He was told the result of the one-candidate ballot but the final figures will not be announced until next Tuesday, on the first day of the Conservative Party conference in Blackpool. Shadow cabinet sources said he was "very happy" with the result and the turn-out was around 150,000 - about half the estimated membership of the party.

But it means Mr Hague has been endorsed by less than half his party. He recently said Labour had no mandate for devolution in Wales because the referendum turn-out was only 25 per cent. Tory activists last night said they would attack the result by counting every abstention as a "no" vote. They also criticised the leadership for the way the ballot was conducted. The Independent learnt the arrangements were so loose that a former Labour press officer who is still a member of the Labour Party voted "no" in the Tory leadership ballot. He said: "The ballot papers were issued in bundles. Someone gave me one and I filled it in. I voted no. It shows what a sham the whole thing is."

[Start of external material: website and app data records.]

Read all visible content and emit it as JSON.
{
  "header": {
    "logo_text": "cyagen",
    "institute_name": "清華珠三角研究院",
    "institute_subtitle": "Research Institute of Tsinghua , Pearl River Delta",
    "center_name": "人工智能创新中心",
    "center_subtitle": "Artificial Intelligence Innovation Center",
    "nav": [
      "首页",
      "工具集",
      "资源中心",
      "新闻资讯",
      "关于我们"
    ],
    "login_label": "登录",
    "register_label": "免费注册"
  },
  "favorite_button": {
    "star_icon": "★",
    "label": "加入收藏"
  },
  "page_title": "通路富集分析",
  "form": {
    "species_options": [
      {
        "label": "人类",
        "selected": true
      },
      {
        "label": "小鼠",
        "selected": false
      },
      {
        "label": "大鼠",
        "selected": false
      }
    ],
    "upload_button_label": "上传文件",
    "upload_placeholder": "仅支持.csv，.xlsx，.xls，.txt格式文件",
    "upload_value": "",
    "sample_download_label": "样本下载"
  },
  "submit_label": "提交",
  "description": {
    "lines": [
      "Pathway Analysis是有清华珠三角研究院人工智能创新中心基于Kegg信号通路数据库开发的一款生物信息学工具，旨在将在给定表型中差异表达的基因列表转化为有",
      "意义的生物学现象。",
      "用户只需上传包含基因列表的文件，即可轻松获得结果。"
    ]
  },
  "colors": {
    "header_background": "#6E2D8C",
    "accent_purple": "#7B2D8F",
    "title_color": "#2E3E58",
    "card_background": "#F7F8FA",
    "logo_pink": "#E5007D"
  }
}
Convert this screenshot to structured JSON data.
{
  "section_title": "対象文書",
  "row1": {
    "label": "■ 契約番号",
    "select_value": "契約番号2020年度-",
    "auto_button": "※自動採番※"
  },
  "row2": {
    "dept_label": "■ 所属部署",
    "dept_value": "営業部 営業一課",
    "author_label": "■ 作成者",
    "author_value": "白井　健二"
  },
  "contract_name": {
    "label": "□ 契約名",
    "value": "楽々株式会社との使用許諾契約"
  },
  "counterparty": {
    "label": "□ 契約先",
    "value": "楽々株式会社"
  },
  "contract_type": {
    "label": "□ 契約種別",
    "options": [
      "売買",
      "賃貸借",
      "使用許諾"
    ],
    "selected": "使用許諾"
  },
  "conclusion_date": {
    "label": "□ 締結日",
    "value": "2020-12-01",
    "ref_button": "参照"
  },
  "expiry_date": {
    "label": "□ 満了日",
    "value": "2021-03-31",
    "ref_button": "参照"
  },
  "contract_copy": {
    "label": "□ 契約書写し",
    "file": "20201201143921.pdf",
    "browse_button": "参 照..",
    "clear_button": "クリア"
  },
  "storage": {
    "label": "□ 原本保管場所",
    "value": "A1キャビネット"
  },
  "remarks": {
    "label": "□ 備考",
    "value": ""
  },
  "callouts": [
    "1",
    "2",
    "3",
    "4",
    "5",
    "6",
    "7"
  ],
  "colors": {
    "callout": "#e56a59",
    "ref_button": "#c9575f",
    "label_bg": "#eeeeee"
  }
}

A Tory spokesman confirmed that ballot forms were issued in bundles of 50 to association officials across the country. "...It shows there are problems with the Conservative Party organisation, and it proves the case for reform with a national membership list."